First, you need to understand that Utah, like every other state in the U.S. has what are known as a “no-fault divorce law”. No-fault divorce means that you don’t have to plead or show that your spouse committed any kind of marital “fault” to obtain a divorce. Previous to the creation of no-fault divorce laws, you could not get a divorce unless you could prove your spouse had committed one or more of the recognized faults constituting grounds for divorce.
Utah’s no-fault ground for divorce is the “irreconcilable differences of the marriage” basis (Utah Code § 30-3-1(h)). If you assert irreconcilable differences as your ground for divorce, you do not have to prove any kind of fault to obtain a divorce on that ground. Because it doesn’t matter whether your spouse wants a divorce too– you can prove that there are irreconcilable differences of the marriage by simply saying that you subjectively feel that there are irreconcilable differences. Sometimes a court might ask you to explain in more detail what the irreconcilable differences in your marriage are, but courts will accept something as simple and ambiguous statements like “we are not compatible anymore” or “our differences prevent the marriage from continuing” or “our differences have rendered the marriage unsalvageable”.

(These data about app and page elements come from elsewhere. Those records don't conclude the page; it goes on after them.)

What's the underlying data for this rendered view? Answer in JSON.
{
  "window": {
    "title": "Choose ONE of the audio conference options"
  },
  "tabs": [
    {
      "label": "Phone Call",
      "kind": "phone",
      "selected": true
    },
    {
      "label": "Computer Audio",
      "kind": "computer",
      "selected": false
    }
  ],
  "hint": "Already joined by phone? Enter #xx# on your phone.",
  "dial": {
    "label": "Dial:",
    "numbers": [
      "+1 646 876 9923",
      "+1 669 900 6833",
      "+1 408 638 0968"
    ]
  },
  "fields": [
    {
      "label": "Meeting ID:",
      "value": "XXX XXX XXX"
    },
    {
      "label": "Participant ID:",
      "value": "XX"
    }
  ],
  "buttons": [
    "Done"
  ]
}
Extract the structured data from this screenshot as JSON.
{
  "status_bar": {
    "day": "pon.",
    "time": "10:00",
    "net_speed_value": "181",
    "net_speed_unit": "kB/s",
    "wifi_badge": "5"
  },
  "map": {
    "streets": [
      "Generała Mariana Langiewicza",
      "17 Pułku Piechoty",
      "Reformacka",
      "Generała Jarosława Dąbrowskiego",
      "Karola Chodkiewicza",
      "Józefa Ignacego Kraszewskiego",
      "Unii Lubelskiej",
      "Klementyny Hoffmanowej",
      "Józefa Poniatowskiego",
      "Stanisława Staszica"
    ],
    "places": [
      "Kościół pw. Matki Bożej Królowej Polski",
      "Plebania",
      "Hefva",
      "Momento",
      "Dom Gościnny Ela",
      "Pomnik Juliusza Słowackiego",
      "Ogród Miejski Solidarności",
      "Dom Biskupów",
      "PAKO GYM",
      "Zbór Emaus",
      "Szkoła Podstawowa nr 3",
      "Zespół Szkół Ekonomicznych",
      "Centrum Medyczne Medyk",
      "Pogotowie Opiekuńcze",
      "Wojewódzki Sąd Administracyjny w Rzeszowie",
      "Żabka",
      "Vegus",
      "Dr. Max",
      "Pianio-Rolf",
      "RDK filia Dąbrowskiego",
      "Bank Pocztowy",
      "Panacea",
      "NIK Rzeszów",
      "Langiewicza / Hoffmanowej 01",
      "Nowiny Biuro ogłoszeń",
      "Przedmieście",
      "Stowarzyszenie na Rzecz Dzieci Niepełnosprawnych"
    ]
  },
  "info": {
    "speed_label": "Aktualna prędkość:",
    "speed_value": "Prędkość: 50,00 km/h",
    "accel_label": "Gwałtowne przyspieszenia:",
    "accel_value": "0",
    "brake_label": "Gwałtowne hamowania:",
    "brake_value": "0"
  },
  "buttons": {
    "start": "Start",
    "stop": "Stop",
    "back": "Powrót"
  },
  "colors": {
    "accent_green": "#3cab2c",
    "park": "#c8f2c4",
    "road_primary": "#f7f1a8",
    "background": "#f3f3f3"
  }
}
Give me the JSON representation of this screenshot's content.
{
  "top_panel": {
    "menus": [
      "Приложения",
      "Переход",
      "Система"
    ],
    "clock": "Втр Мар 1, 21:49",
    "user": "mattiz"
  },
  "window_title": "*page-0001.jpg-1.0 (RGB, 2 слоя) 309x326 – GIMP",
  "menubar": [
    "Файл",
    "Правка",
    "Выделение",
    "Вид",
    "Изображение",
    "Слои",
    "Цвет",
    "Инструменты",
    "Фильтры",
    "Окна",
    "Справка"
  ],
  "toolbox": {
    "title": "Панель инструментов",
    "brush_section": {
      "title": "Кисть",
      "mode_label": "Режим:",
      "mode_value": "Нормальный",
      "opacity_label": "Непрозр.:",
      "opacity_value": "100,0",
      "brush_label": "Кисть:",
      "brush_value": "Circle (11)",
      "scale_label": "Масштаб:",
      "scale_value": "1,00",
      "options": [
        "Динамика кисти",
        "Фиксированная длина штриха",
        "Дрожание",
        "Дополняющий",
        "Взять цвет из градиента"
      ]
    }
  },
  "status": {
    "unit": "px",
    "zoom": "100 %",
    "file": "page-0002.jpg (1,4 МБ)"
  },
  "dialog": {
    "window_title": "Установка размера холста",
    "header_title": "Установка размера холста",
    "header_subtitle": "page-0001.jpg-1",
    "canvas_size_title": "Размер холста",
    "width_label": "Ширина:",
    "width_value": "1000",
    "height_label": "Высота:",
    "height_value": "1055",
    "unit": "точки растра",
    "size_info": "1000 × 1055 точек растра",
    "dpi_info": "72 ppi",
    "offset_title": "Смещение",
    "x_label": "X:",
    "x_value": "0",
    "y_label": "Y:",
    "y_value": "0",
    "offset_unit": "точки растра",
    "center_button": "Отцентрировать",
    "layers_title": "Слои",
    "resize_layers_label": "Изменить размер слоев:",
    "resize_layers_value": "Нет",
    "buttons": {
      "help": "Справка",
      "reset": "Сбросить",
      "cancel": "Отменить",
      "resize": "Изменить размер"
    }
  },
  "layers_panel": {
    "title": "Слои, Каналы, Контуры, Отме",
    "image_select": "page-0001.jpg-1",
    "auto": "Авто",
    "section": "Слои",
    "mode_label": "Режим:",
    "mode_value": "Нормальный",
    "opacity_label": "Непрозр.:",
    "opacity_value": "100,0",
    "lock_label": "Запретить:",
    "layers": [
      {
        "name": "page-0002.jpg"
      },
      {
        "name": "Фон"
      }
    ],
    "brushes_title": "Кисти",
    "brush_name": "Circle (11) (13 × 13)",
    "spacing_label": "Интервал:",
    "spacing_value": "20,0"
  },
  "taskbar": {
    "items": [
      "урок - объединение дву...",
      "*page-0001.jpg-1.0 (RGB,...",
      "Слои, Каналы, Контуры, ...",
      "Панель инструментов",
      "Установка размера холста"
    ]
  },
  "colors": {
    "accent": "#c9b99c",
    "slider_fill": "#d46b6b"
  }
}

Fault-based grounds for divorce still exist, which means that one can still assert one or more of these faults as grounds for divorce, but it’s not necessary to assert fault-based grounds to obtain a divorce.
I have provided for you below Section 30-3-1 of the Utah Code, which articulates both the no-fault ground and all the other legally recognized grounds for divorce in Utah.
Utah Code § 30-3-1. Procedure — Residence — Grounds.
(1) Proceedings in divorce are commenced and conducted as provided by law for proceedings in civil causes, except as provided in this chapter.
(2) The court may decree a dissolution of the marriage contract between the petitioner and respondent on the grounds specified in Subsection (3) in all cases where the petitioner or respondent has been an actual and bona fide resident of this state and of the county where the action is brought, or if members of the armed forces of the United States who are not legal residents of this state, where the petitioner has been stationed in this state under military orders, for three months next prior to the commencement of the action.
(3) Grounds for divorce:
(a) impotency of the respondent at the time of marriage;
(b) adultery committed by the respondent subsequent to marriage;
(c) willful desertion of the petitioner by the respondent for more than one year;
(d) willful neglect of the respondent to provide for the petitioner the common necessaries of life;
(e) habitual drunkenness of the respondent;
(f) conviction of the respondent for a felony;
(g) cruel treatment of the petitioner by the respondent to the extent of causing bodily injury or great mental distress to the petitioner;
(h) irreconcilable differences of the marriage;
(i) incurable insanity; or
(j) when the husband and wife have lived separately under a decree of separate maintenance of any state for three consecutive years without cohabitation.
Utah Family Law, LC | divorceutah.com | 801-466-9277